* EXCERPTED DATA

[Start of Attachment]

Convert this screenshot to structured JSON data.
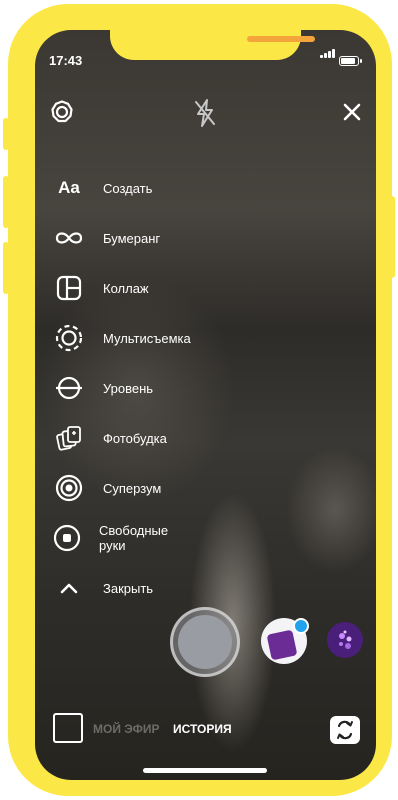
{
  "status_bar": {
    "time": "17:43"
  },
  "top_bar": {
    "settings_icon": "settings-icon",
    "flash_icon": "flash-off-icon",
    "close_icon": "close-icon"
  },
  "menu": {
    "items": [
      {
        "icon": "text-aa-icon",
        "icon_text": "Aa",
        "label": "Создать"
      },
      {
        "icon": "infinity-icon",
        "label": "Бумеранг"
      },
      {
        "icon": "collage-icon",
        "label": "Коллаж"
      },
      {
        "icon": "multicapture-icon",
        "label": "Мультисъемка"
      },
      {
        "icon": "level-icon",
        "label": "Уровень"
      },
      {
        "icon": "photobooth-icon",
        "label": "Фотобудка"
      },
      {
        "icon": "superzoom-icon",
        "label": "Суперзум"
      },
      {
        "icon": "hands-free-icon",
        "label": "Свободные руки"
      },
      {
        "icon": "chevron-up-icon",
        "label": "Закрыть"
      }
    ]
  },
  "bottom_bar": {
    "modes": [
      "МОЙ ЭФИР",
      "ИСТОРИЯ"
    ],
    "active_mode": "ИСТОРИЯ"
  },
  "colors": {
    "frame": "#fbe847",
    "notch_speaker": "#f3a43a",
    "effect_badge": "#20a2ef",
    "effect_purple": "#6b2c95"
  }
}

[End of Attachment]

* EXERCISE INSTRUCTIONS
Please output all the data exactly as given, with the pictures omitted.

* ANSWER TO THIS PROBLEM
Convert this screenshot to structured JSON data.
{
  "status_bar": {
    "time": "17:43"
  },
  "top_bar": {
    "settings_icon": "settings-icon",
    "flash_icon": "flash-off-icon",
    "close_icon": "close-icon"
  },
  "menu": {
    "items": [
      {
        "icon": "text-aa-icon",
        "icon_text": "Aa",
        "label": "Создать"
      },
      {
        "icon": "infinity-icon",
        "label": "Бумеранг"
      },
      {
        "icon": "collage-icon",
        "label": "Коллаж"
      },
      {
        "icon": "multicapture-icon",
        "label": "Мультисъемка"
      },
      {
        "icon": "level-icon",
        "label": "Уровень"
      },
      {
        "icon": "photobooth-icon",
        "label": "Фотобудка"
      },
      {
        "icon": "superzoom-icon",
        "label": "Суперзум"
      },
      {
        "icon": "hands-free-icon",
        "label": "Свободные руки"
      },
      {
        "icon": "chevron-up-icon",
        "label": "Закрыть"
      }
    ]
  },
  "bottom_bar": {
    "modes": [
      "МОЙ ЭФИР",
      "ИСТОРИЯ"
    ],
    "active_mode": "ИСТОРИЯ"
  },
  "colors": {
    "frame": "#fbe847",
    "notch_speaker": "#f3a43a",
    "effect_badge": "#20a2ef",
    "effect_purple": "#6b2c95"
  }
}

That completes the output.